● Prompt:
Which lines hold the string "label"? Copy each of them from the material below.

+++++

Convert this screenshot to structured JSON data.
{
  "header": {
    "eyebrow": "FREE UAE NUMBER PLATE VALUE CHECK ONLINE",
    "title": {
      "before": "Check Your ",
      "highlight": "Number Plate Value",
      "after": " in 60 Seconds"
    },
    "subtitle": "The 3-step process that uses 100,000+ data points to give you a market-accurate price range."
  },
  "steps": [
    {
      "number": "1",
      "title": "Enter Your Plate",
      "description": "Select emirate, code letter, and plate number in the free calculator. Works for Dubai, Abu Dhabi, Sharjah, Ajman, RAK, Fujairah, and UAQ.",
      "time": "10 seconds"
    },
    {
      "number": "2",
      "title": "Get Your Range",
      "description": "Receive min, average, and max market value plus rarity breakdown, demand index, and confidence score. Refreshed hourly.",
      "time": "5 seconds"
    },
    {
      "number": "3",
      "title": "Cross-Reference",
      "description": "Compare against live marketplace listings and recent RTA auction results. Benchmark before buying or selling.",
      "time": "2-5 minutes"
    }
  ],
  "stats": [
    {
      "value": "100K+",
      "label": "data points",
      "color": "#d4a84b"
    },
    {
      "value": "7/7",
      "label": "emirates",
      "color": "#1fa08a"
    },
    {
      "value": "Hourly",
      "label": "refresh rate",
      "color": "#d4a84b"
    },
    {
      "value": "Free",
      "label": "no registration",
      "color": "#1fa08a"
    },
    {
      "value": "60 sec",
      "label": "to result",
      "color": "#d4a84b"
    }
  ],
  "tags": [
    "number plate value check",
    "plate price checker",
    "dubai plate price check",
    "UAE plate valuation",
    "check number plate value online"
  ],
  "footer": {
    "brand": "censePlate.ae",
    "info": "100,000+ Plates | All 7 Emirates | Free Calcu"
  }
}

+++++

● Finished task:
      "label": "data points",
      "label": "emirates",
      "label": "refresh rate",
      "label": "no registration",
      "label": "to result",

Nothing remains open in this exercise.